Toyota plans to make an all solid-state battery as part of its ambitious plans for battery electric vehicles, the company said in June amid mounting criticism Japan’s top automaker needs to do more to fight climate change.
Toyota Motor Corp. aims for a commercial solid-state battery as soon as 2027. Charging time, one of the main drawbacks of electric vehicles, will get shortened to 10 minutes or less, the company said in a statement.
It plans to deliver 1.5 million EVs in 2026 by expanding its battery EV lineup and developing technology.
“With the evolution of the vehicle’s operating system, the next-generation battery EV will also enable customization of the ‘driving feel,’ with a focus on acceleration, turning and stopping,” it said.
EV owners usually have charging stations in their homes and keep their cars plugged in overnight to recharge. That’s one of the main reasons Toyota has long insisted that hybrids are a better solution. A hybrid recharges as the car runs, but it also has a gasoline engine in addition to an electric motor.
Toyota President Koji Sato has said the company must play catchup after falling behind in the EV sector. The automaker faced harsh criticism on its climate change commitments at a shareholders’ meeting in Toyota city, central Japan in June.

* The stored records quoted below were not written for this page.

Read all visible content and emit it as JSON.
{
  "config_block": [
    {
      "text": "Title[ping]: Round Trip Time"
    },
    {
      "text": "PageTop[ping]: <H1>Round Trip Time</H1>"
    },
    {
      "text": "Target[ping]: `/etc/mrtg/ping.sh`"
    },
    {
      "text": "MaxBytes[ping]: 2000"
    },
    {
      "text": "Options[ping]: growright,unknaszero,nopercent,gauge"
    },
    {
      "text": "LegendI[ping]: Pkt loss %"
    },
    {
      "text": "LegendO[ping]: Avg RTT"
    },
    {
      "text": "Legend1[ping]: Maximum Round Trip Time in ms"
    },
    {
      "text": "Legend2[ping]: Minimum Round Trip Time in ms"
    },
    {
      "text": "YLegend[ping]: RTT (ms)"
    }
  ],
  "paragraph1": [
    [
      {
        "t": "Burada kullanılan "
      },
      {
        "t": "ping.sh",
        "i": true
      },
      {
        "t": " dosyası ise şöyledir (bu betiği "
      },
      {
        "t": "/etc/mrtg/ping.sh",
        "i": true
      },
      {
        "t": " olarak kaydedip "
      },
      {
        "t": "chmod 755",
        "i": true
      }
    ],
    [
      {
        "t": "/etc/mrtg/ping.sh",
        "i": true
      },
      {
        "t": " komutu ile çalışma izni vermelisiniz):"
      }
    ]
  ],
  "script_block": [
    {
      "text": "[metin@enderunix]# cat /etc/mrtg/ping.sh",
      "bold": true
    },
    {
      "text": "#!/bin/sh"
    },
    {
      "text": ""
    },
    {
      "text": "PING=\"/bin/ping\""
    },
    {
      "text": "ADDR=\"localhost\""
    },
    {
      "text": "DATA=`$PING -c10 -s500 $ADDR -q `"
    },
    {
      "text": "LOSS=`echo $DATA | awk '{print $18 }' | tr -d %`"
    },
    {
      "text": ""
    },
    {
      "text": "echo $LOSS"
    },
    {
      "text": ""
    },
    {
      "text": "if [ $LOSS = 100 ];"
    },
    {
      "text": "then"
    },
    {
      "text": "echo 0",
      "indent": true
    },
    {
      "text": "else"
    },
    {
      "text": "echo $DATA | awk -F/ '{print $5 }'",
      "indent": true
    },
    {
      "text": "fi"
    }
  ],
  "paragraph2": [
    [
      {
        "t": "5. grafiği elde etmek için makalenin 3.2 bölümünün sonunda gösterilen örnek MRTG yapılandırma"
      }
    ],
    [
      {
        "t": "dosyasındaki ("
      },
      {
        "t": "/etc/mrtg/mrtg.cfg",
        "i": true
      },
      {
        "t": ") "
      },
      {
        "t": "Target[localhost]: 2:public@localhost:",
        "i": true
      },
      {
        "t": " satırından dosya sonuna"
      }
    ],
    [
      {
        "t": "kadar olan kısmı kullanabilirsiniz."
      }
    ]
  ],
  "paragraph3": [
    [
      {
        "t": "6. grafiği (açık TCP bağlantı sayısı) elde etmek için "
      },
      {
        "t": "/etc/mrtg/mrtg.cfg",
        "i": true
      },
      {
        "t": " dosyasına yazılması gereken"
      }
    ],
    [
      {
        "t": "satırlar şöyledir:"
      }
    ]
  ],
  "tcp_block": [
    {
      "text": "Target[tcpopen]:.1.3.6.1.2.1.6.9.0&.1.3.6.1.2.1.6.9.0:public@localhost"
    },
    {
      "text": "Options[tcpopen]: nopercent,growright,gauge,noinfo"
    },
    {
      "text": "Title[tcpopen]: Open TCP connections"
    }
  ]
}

In its latest announcement, Toyota said it was also working on innovating lithium-ion batteries, the battery type now in most EVs, and wants to offer new affordable options.
Toyota says it is committed to a “hydrogen society” and is continuing to work on models powered by hydrogen, including fuel cell vehicles.

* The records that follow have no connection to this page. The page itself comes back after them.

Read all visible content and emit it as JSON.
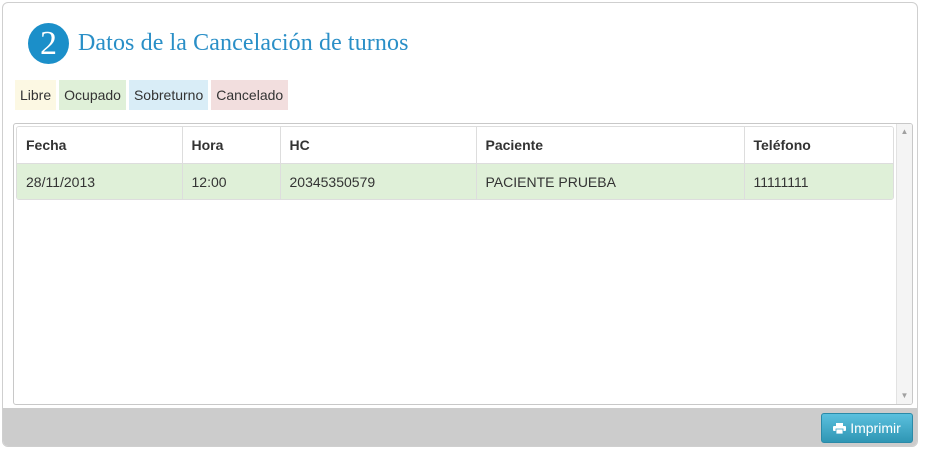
{
  "header": {
    "step_number": "2",
    "title": "Datos de la Cancelación de turnos"
  },
  "legend": {
    "libre": "Libre",
    "ocupado": "Ocupado",
    "sobreturno": "Sobreturno",
    "cancelado": "Cancelado"
  },
  "colors": {
    "libre": "#fcf8e3",
    "ocupado": "#dff0d8",
    "sobreturno": "#d9edf7",
    "cancelado": "#f2dede",
    "accent": "#1b8fc9"
  },
  "table": {
    "columns": [
      "Fecha",
      "Hora",
      "HC",
      "Paciente",
      "Teléfono"
    ],
    "rows": [
      [
        "28/11/2013",
        "12:00",
        "20345350579",
        "PACIENTE PRUEBA",
        "11111111"
      ]
    ]
  },
  "footer": {
    "print_label": "Imprimir",
    "print_icon": "printer-icon"
  }
}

Hydrogen is still expensive and usually made using fossil fuels, although it can be made using renewable energy. Toyota said it’s working with various partners to produce cleaner and cheaper hydrogen.
Toyota, which makes the Prius hybrid, Camry sedan and Lexus luxury models, is also working on second-generation biofuels. Biofuels, such as ethanol, are considered more renewable than fossil fuels though they have other drawbacks.